** Opening Extracted material block **

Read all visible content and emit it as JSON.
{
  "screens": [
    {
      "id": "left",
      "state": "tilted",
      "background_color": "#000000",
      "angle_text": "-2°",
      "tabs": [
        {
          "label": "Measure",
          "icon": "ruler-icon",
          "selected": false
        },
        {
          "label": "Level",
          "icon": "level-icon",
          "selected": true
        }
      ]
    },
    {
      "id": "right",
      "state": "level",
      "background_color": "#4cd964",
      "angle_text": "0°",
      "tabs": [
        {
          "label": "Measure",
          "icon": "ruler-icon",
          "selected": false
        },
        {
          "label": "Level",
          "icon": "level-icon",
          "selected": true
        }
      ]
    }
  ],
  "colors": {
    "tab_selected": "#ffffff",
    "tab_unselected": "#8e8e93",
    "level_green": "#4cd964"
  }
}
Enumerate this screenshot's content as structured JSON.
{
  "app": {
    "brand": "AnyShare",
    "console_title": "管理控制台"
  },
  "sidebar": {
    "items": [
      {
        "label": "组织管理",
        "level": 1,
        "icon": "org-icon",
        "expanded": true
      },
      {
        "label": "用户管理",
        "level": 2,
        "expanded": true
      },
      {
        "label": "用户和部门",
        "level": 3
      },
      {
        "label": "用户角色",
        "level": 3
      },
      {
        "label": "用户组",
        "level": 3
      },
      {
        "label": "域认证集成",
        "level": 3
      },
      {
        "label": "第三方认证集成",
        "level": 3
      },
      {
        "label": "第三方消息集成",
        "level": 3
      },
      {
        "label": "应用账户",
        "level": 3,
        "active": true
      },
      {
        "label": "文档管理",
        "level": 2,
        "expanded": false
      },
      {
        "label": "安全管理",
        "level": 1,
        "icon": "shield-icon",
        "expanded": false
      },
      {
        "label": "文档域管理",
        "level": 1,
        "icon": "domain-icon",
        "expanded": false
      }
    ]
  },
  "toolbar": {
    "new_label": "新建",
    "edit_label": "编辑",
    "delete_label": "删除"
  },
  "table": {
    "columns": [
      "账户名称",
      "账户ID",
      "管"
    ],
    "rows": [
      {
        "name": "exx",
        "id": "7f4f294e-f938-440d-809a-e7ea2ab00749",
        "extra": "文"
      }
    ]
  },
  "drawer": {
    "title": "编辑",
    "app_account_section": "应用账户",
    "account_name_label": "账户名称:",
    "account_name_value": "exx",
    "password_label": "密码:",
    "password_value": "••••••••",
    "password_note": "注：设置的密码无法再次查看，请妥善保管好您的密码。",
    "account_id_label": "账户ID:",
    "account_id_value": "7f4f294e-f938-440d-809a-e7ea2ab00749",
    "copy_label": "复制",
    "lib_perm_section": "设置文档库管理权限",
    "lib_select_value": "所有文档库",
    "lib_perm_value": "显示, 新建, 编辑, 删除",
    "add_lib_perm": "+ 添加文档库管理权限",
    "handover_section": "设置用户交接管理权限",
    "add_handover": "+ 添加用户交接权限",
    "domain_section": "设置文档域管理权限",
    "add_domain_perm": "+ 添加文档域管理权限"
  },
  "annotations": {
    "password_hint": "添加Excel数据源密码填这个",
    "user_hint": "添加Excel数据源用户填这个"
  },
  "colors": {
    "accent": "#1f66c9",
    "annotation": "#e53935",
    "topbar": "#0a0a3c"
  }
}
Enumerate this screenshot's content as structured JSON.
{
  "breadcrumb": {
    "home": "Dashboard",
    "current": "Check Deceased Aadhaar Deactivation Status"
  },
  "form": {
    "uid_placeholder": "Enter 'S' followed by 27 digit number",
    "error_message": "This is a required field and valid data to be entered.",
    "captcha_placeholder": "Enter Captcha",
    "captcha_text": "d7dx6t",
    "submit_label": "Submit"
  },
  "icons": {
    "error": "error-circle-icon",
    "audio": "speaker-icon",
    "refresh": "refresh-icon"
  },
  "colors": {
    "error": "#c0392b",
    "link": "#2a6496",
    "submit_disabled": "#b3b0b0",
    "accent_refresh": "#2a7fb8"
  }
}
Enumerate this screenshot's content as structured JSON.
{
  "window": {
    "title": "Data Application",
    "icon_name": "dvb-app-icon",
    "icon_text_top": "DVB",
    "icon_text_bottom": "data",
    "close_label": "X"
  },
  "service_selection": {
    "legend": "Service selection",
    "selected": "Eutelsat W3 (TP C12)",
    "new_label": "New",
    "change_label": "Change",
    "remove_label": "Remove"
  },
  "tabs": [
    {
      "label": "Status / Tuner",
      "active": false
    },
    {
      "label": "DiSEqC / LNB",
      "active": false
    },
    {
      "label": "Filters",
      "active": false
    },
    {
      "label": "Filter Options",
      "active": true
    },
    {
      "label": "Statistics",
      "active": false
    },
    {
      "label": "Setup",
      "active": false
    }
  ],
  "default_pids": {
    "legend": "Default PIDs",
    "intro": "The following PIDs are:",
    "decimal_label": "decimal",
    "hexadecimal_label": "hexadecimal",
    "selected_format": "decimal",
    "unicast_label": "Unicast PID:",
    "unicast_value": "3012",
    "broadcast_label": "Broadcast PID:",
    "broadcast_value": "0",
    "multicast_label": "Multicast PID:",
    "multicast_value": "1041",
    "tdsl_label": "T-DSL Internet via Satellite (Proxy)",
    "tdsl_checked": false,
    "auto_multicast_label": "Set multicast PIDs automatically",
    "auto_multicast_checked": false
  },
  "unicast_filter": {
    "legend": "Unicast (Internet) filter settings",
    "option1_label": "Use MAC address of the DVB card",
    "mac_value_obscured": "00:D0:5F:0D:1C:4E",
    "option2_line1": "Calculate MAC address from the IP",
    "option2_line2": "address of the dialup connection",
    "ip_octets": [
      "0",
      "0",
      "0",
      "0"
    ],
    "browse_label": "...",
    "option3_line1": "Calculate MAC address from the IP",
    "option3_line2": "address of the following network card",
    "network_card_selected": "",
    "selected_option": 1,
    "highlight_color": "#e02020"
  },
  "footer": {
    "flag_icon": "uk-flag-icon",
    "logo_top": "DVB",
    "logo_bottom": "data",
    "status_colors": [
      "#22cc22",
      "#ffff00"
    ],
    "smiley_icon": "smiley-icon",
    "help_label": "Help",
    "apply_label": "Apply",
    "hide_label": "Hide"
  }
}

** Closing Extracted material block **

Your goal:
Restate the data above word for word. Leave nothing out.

The answer:
Read all visible content and emit it as JSON.
{
  "screens": [
    {
      "id": "left",
      "state": "tilted",
      "background_color": "#000000",
      "angle_text": "-2°",
      "tabs": [
        {
          "label": "Measure",
          "icon": "ruler-icon",
          "selected": false
        },
        {
          "label": "Level",
          "icon": "level-icon",
          "selected": true
        }
      ]
    },
    {
      "id": "right",
      "state": "level",
      "background_color": "#4cd964",
      "angle_text": "0°",
      "tabs": [
        {
          "label": "Measure",
          "icon": "ruler-icon",
          "selected": false
        },
        {
          "label": "Level",
          "icon": "level-icon",
          "selected": true
        }
      ]
    }
  ],
  "colors": {
    "tab_selected": "#ffffff",
    "tab_unselected": "#8e8e93",
    "level_green": "#4cd964"
  }
}
Enumerate this screenshot's content as structured JSON.
{
  "app": {
    "brand": "AnyShare",
    "console_title": "管理控制台"
  },
  "sidebar": {
    "items": [
      {
        "label": "组织管理",
        "level": 1,
        "icon": "org-icon",
        "expanded": true
      },
      {
        "label": "用户管理",
        "level": 2,
        "expanded": true
      },
      {
        "label": "用户和部门",
        "level": 3
      },
      {
        "label": "用户角色",
        "level": 3
      },
      {
        "label": "用户组",
        "level": 3
      },
      {
        "label": "域认证集成",
        "level": 3
      },
      {
        "label": "第三方认证集成",
        "level": 3
      },
      {
        "label": "第三方消息集成",
        "level": 3
      },
      {
        "label": "应用账户",
        "level": 3,
        "active": true
      },
      {
        "label": "文档管理",
        "level": 2,
        "expanded": false
      },
      {
        "label": "安全管理",
        "level": 1,
        "icon": "shield-icon",
        "expanded": false
      },
      {
        "label": "文档域管理",
        "level": 1,
        "icon": "domain-icon",
        "expanded": false
      }
    ]
  },
  "toolbar": {
    "new_label": "新建",
    "edit_label": "编辑",
    "delete_label": "删除"
  },
  "table": {
    "columns": [
      "账户名称",
      "账户ID",
      "管"
    ],
    "rows": [
      {
        "name": "exx",
        "id": "7f4f294e-f938-440d-809a-e7ea2ab00749",
        "extra": "文"
      }
    ]
  },
  "drawer": {
    "title": "编辑",
    "app_account_section": "应用账户",
    "account_name_label": "账户名称:",
    "account_name_value": "exx",
    "password_label": "密码:",
    "password_value": "••••••••",
    "password_note": "注：设置的密码无法再次查看，请妥善保管好您的密码。",
    "account_id_label": "账户ID:",
    "account_id_value": "7f4f294e-f938-440d-809a-e7ea2ab00749",
    "copy_label": "复制",
    "lib_perm_section": "设置文档库管理权限",
    "lib_select_value": "所有文档库",
    "lib_perm_value": "显示, 新建, 编辑, 删除",
    "add_lib_perm": "+ 添加文档库管理权限",
    "handover_section": "设置用户交接管理权限",
    "add_handover": "+ 添加用户交接权限",
    "domain_section": "设置文档域管理权限",
    "add_domain_perm": "+ 添加文档域管理权限"
  },
  "annotations": {
    "password_hint": "添加Excel数据源密码填这个",
    "user_hint": "添加Excel数据源用户填这个"
  },
  "colors": {
    "accent": "#1f66c9",
    "annotation": "#e53935",
    "topbar": "#0a0a3c"
  }
}
Enumerate this screenshot's content as structured JSON.
{
  "breadcrumb": {
    "home": "Dashboard",
    "current": "Check Deceased Aadhaar Deactivation Status"
  },
  "form": {
    "uid_placeholder": "Enter 'S' followed by 27 digit number",
    "error_message": "This is a required field and valid data to be entered.",
    "captcha_placeholder": "Enter Captcha",
    "captcha_text": "d7dx6t",
    "submit_label": "Submit"
  },
  "icons": {
    "error": "error-circle-icon",
    "audio": "speaker-icon",
    "refresh": "refresh-icon"
  },
  "colors": {
    "error": "#c0392b",
    "link": "#2a6496",
    "submit_disabled": "#b3b0b0",
    "accent_refresh": "#2a7fb8"
  }
}
Enumerate this screenshot's content as structured JSON.
{
  "window": {
    "title": "Data Application",
    "icon_name": "dvb-app-icon",
    "icon_text_top": "DVB",
    "icon_text_bottom": "data",
    "close_label": "X"
  },
  "service_selection": {
    "legend": "Service selection",
    "selected": "Eutelsat W3 (TP C12)",
    "new_label": "New",
    "change_label": "Change",
    "remove_label": "Remove"
  },
  "tabs": [
    {
      "label": "Status / Tuner",
      "active": false
    },
    {
      "label": "DiSEqC / LNB",
      "active": false
    },
    {
      "label": "Filters",
      "active": false
    },
    {
      "label": "Filter Options",
      "active": true
    },
    {
      "label": "Statistics",
      "active": false
    },
    {
      "label": "Setup",
      "active": false
    }
  ],
  "default_pids": {
    "legend": "Default PIDs",
    "intro": "The following PIDs are:",
    "decimal_label": "decimal",
    "hexadecimal_label": "hexadecimal",
    "selected_format": "decimal",
    "unicast_label": "Unicast PID:",
    "unicast_value": "3012",
    "broadcast_label": "Broadcast PID:",
    "broadcast_value": "0",
    "multicast_label": "Multicast PID:",
    "multicast_value": "1041",
    "tdsl_label": "T-DSL Internet via Satellite (Proxy)",
    "tdsl_checked": false,
    "auto_multicast_label": "Set multicast PIDs automatically",
    "auto_multicast_checked": false
  },
  "unicast_filter": {
    "legend": "Unicast (Internet) filter settings",
    "option1_label": "Use MAC address of the DVB card",
    "mac_value_obscured": "00:D0:5F:0D:1C:4E",
    "option2_line1": "Calculate MAC address from the IP",
    "option2_line2": "address of the dialup connection",
    "ip_octets": [
      "0",
      "0",
      "0",
      "0"
    ],
    "browse_label": "...",
    "option3_line1": "Calculate MAC address from the IP",
    "option3_line2": "address of the following network card",
    "network_card_selected": "",
    "selected_option": 1,
    "highlight_color": "#e02020"
  },
  "footer": {
    "flag_icon": "uk-flag-icon",
    "logo_top": "DVB",
    "logo_bottom": "data",
    "status_colors": [
      "#22cc22",
      "#ffff00"
    ],
    "smiley_icon": "smiley-icon",
    "help_label": "Help",
    "apply_label": "Apply",
    "hide_label": "Hide"
  }
}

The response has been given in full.